|Image source: HeartWare International|
The Federal Trade Commission (FTC) authorized a lawsuit to block Thoratec's proposed $282 million acquisition of rival medical device maker HeartWare International on July 30, charging that the transaction would substantially reduce U.S. competition for left ventricular assist devices (LVADs). As a result, Thoratec abandoned its proposed acquisition the following day.
The FTC said that Thoratec "currently has a monopoly on the commercial sale of LVADs in the U.S." The commission's administrative complaint alleged that "Thoratec seeks to maintain its monopoly by acquiring HeartWare, thus eliminating the only significant threat to Thoratec's dominance of the LVAD market."
At the time that the commission blocked the merger, the FTC said it would seek a preliminary injunction in federal district court to stop the transaction and limit the harm to competition, pending completion of the administrative trial.
"Now that Thoratec and HeartWare have called off their proposed merger, U.S. consumers who are already facing increasing healthcare costs will reap the benefits of both current and future competition between these two companies," said Richard Feinstein, director of the FTC's Bureau of Competition.
Thoratec is the world's leading supplier of LVADs, according to the FTC. Thoratec's HeartMate II, and its first-generation LVAD, the HeartMate XVE, are the only LVADs currently approved for commercial sale by the FDA. Under a Feb. 12 merger agreement, Thoratec proposed to acquire all of the outstanding voting securities of HeartWare in a transaction valued at about $282 million.
HeartWare is one of a small number of companies developing LVADs, FTC said. HeartWare's device, the HVAD, is being used by patients in clinical trials and is positioned to be the next LVAD approved by the FDA. It offers a new design that could offer superior reliability with fewer surgical complications. The device is poised to gain FDA approval by 2012. The few other companies developing LVADs are significantly behind HeartWare in their clinical trials, and none of the LVADs is likely to reach the market as soon as or be as competitive as the HVAD, the FTC said.
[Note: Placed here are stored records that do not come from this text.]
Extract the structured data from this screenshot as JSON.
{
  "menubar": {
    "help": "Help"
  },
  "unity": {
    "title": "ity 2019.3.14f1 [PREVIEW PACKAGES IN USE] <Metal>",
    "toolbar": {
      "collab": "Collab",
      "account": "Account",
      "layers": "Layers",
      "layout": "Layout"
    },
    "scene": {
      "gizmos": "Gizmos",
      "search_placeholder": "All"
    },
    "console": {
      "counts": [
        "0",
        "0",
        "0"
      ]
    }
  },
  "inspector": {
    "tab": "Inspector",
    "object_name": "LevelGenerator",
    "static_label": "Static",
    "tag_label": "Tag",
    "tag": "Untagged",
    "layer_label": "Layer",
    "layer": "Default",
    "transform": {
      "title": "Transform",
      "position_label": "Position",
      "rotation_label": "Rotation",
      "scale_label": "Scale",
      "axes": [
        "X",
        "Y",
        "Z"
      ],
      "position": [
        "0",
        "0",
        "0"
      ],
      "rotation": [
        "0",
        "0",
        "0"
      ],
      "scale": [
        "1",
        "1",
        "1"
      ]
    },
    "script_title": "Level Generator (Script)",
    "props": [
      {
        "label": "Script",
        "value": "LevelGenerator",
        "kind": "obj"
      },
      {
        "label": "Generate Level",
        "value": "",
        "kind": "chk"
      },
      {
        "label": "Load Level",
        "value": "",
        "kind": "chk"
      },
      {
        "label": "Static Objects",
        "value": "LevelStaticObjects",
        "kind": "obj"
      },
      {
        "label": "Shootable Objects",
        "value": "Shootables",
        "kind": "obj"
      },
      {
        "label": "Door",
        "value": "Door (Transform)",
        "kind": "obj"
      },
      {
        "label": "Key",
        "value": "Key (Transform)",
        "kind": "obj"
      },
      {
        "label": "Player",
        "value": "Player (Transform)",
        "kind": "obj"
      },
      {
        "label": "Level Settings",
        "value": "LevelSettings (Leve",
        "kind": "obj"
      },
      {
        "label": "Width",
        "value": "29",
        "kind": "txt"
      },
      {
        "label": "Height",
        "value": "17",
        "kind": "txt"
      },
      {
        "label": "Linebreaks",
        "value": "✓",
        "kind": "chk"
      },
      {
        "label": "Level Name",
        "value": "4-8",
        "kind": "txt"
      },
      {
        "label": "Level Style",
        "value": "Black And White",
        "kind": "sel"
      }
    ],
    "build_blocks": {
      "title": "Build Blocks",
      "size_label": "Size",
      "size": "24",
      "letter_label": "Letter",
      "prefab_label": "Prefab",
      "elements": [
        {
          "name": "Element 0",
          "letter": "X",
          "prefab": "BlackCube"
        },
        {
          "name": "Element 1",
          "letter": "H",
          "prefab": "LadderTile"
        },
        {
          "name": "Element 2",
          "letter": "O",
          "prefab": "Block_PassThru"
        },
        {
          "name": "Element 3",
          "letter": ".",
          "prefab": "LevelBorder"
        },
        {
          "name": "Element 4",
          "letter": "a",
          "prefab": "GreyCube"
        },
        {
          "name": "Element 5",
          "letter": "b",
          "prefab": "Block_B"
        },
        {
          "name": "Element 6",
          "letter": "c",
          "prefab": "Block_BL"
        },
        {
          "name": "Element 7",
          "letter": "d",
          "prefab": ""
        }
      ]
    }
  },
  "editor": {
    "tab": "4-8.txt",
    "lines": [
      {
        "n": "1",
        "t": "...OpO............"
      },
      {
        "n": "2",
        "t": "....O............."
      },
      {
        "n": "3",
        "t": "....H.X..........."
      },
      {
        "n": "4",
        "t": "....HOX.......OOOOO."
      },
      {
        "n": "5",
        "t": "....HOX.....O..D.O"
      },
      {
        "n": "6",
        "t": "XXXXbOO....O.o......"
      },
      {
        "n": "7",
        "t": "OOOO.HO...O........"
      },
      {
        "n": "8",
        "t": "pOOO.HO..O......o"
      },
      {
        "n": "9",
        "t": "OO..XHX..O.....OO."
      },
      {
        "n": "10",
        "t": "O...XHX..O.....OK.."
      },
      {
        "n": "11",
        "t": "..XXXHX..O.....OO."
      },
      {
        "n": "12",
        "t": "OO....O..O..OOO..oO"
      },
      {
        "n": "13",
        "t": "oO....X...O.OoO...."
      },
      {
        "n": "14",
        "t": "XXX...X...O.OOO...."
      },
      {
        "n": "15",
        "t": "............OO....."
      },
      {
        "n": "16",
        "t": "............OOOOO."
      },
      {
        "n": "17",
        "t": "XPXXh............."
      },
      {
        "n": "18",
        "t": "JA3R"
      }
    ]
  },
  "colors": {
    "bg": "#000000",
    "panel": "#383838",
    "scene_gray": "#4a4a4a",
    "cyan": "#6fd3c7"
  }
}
The commission's three-count complaint charged Thoratec with: Substantially lessening competition in violation of Section 7 of the Clayton Act; illegally attempting and conspiring to maintain its monopoly; and engaging in unfair methods of competition in violation of Section 5 of the FTC Act. The FTC votes approving the filing of the administrative and federal district court complaints were 4-0.
"We are disappointed by the Federal Trade Commission's decision to seek to enjoin the transaction," said Gary F. Burbach, president and CEO of the Pleasanton, Calif.-based Thoratec. "Although we continue to believe in the benefits of the transaction, our management and board of directors have determined that it was in the best long-term interests of Thoratec and its shareholders not to pursue what would likely be a protracted, costly and unpredictable litigation process."
"After discussions with Thoratec and our board of directors, we agree that litigation to pursue the acquisition by Thoratec is not in the best interests of our shareholders. While we, too, are disappointed with the decision by the FTC, we are, nonetheless, excited about HeartWare's prospects going forward on a standalone basis and look forward to serving patients and clinicians," said Doug Godshall, president and CEO of the Framingham, Mass.-based HeartWare.